Structure and function of bones

Author:  Dr. med. Gesche Riabowol (née Tallen), Editor:  Maria Yiallouros, English Translation:  Dr. med. Gesche Riabowol (nee Tallen), Last modification: 2023/01/25

The human body is upheld by a skeleton consisting of more than 200 different bones. Depending on where they are located and what their function is, bones look different.

Bones have a variety of major functions.

  • They participate in all of the body’s movements; our muscles, ligaments, joints and bones all work closely together so we are able to move.
  • They protect the inner organs from injury – like the skull protecting the brain and the rib cage protecting the heart and lungs.
  • They contain the bone marrow, where the red and white blood cells as well as platelets are made.
  • They store calcium and phosphorus, thereby playing a major role in mineral metabolism.

The adult skeletal system is mostly bony, whereas in children and adolescents it is also made of cartilage – in an age-dependent manner –, since the majority of bones initially develops from cartilage and turns into bony tissue during ongoing development.

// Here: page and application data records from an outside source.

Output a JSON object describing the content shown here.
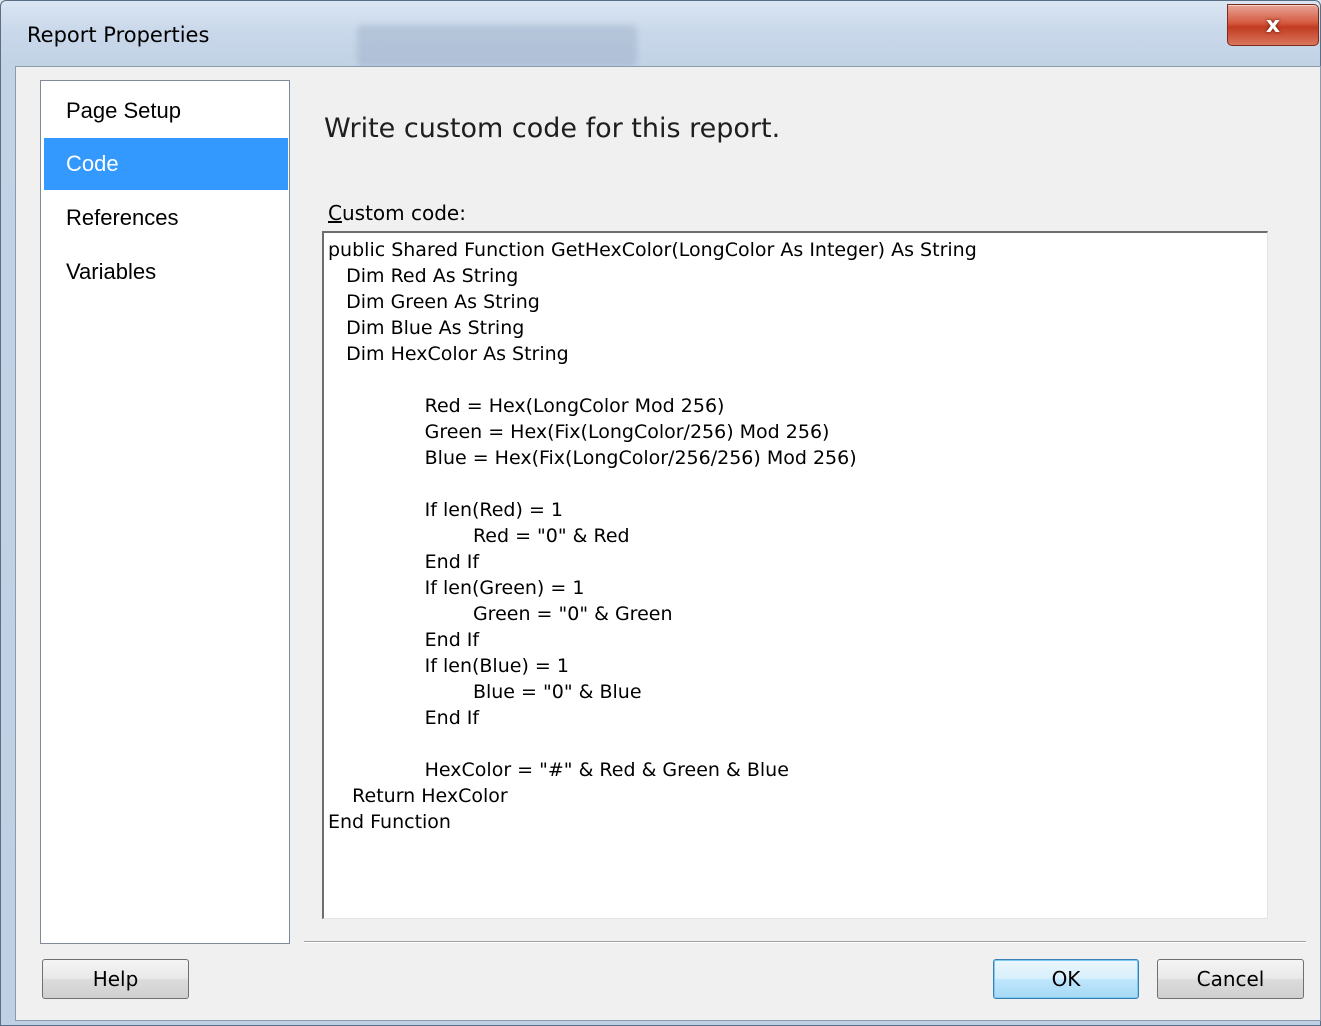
{
  "window": {
    "title": "Report Properties",
    "close_glyph": "x"
  },
  "nav": {
    "items": [
      {
        "label": "Page Setup",
        "selected": false
      },
      {
        "label": "Code",
        "selected": true
      },
      {
        "label": "References",
        "selected": false
      },
      {
        "label": "Variables",
        "selected": false
      }
    ]
  },
  "main": {
    "heading": "Write custom code for this report.",
    "code_label_accesskey": "C",
    "code_label_rest": "ustom code:",
    "code": "public Shared Function GetHexColor(LongColor As Integer) As String\n   Dim Red As String\n   Dim Green As String\n   Dim Blue As String\n   Dim HexColor As String\n\n\t\tRed = Hex(LongColor Mod 256)\n\t\tGreen = Hex(Fix(LongColor/256) Mod 256)\n\t\tBlue = Hex(Fix(LongColor/256/256) Mod 256)\n\n\t\tIf len(Red) = 1\n\t\t\tRed = \"0\" & Red\n\t\tEnd If\n\t\tIf len(Green) = 1\n\t\t\tGreen = \"0\" & Green\n\t\tEnd If\n\t\tIf len(Blue) = 1\n\t\t\tBlue = \"0\" & Blue\n\t\tEnd If\n\n\t\tHexColor = \"#\" & Red & Green & Blue\n    Return HexColor\nEnd Function"
  },
  "buttons": {
    "help": "Help",
    "ok": "OK",
    "cancel": "Cancel"
  },
  "colors": {
    "selection": "#3399ff",
    "close_button": "#c23b20"
  }
}
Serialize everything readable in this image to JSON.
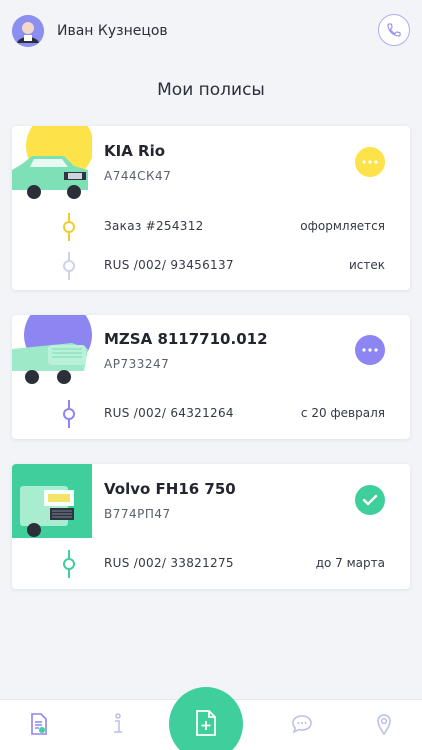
{
  "user": {
    "name": "Иван Кузнецов"
  },
  "page": {
    "title": "Мои полисы"
  },
  "colors": {
    "yellow": "#fde24a",
    "purple": "#8d86f2",
    "green": "#3fcf9c",
    "accent": "#a9aef5"
  },
  "policies": [
    {
      "name": "KIA Rio",
      "plate": "А744СК47",
      "action_icon": "more-dots-icon",
      "rows": [
        {
          "label": "Заказ #254312",
          "status": "оформляется"
        },
        {
          "label": "RUS /002/ 93456137",
          "status": "истек"
        }
      ]
    },
    {
      "name": "MZSA 8117710.012",
      "plate": "АР733247",
      "action_icon": "more-dots-icon",
      "rows": [
        {
          "label": "RUS /002/ 64321264",
          "status": "с 20 февраля"
        }
      ]
    },
    {
      "name": "Volvo FH16 750",
      "plate": "В774РП47",
      "action_icon": "check-icon",
      "rows": [
        {
          "label": "RUS /002/ 33821275",
          "status": "до 7 марта"
        }
      ]
    }
  ],
  "nav": [
    {
      "icon": "policies-document-icon"
    },
    {
      "icon": "info-icon"
    },
    {
      "icon": "add-document-icon"
    },
    {
      "icon": "chat-icon"
    },
    {
      "icon": "location-pin-icon"
    }
  ]
}
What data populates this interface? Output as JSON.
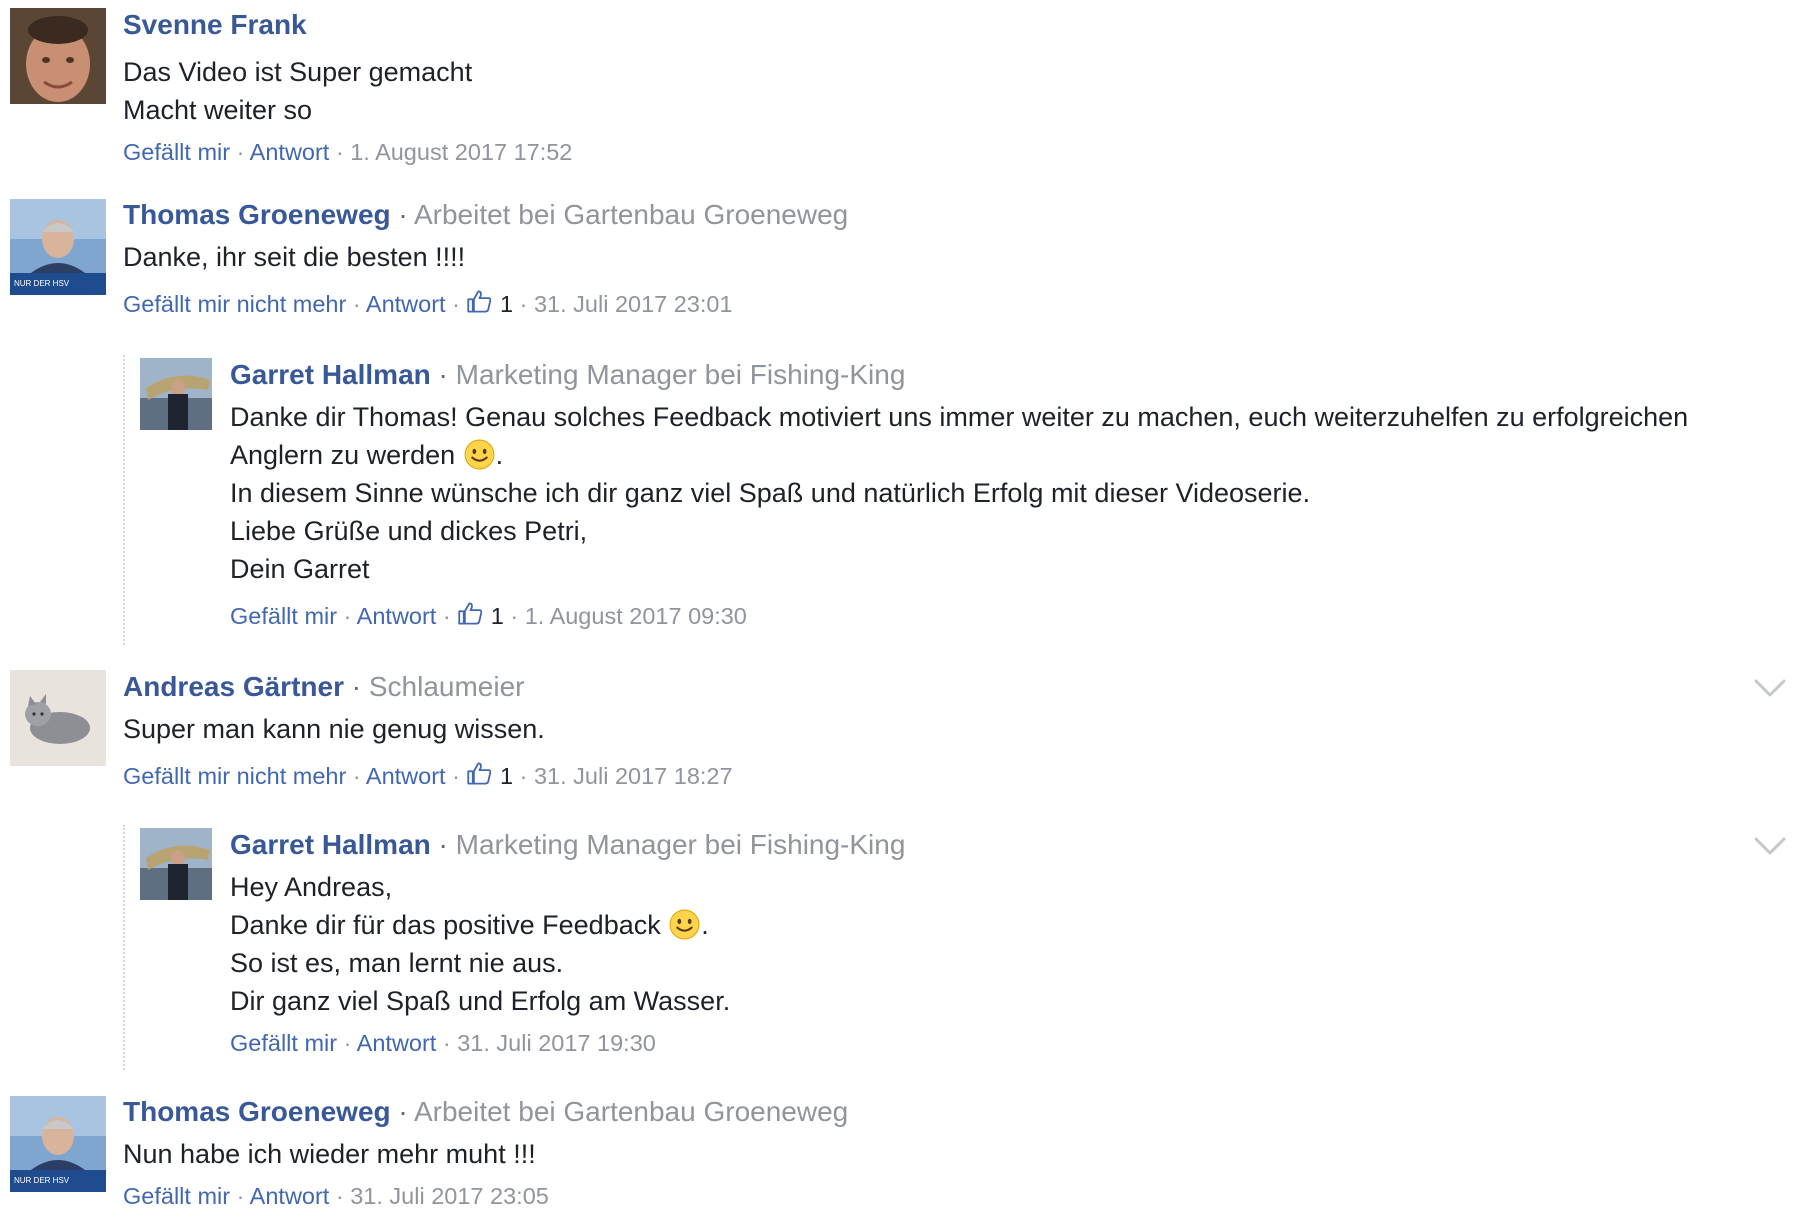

Skeletal development, thus substitution of cartilage by bony tissue, already begins in the embryo (in about week six of pregnancy) and continues until beyond age 20. Since this process of ossification requires numerous cell divisions, one or the other of them might go wrong, for example by wrong information being passed on from one bone cell generation to the next or even by losing inherited material. As a result, bone cancer might develop.

In order to help you better understand bone cancer and associated treatments, we would like to provide you with the following overview about what our bones are made of and how they work. The following chapter does not claim completeness. It rather serves to provide some general information on bones.